Excerpts from a dataset

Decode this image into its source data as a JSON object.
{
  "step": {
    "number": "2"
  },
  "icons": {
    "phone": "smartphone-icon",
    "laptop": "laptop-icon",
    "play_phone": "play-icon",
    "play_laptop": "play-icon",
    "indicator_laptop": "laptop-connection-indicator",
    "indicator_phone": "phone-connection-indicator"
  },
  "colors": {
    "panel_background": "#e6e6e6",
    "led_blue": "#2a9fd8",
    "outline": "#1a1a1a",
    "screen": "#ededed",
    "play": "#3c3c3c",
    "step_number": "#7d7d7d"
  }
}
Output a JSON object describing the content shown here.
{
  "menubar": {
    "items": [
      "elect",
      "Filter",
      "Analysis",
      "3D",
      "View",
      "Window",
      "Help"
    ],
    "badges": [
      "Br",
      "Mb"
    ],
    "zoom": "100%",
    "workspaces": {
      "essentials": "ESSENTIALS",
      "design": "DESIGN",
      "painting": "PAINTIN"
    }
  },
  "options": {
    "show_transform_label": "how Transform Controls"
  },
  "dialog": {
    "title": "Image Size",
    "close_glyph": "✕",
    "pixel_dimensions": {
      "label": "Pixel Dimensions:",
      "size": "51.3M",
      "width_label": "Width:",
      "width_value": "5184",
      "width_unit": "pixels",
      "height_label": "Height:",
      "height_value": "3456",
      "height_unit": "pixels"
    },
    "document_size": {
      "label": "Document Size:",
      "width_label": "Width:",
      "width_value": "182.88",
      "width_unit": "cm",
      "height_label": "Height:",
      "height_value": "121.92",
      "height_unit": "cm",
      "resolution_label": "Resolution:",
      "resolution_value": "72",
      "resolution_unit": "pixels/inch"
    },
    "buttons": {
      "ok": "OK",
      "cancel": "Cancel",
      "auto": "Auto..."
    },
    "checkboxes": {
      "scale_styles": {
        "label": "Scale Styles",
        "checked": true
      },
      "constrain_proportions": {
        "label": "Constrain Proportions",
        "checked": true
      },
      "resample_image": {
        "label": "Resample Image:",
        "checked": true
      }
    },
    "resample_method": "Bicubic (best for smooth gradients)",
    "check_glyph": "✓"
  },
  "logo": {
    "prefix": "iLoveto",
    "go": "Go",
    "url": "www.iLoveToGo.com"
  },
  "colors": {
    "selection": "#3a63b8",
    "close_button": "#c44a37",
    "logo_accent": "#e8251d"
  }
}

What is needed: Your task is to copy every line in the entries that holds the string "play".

Solution:
    "play_phone": "play-icon",
    "play_laptop": "play-icon",
    "play": "#3c3c3c",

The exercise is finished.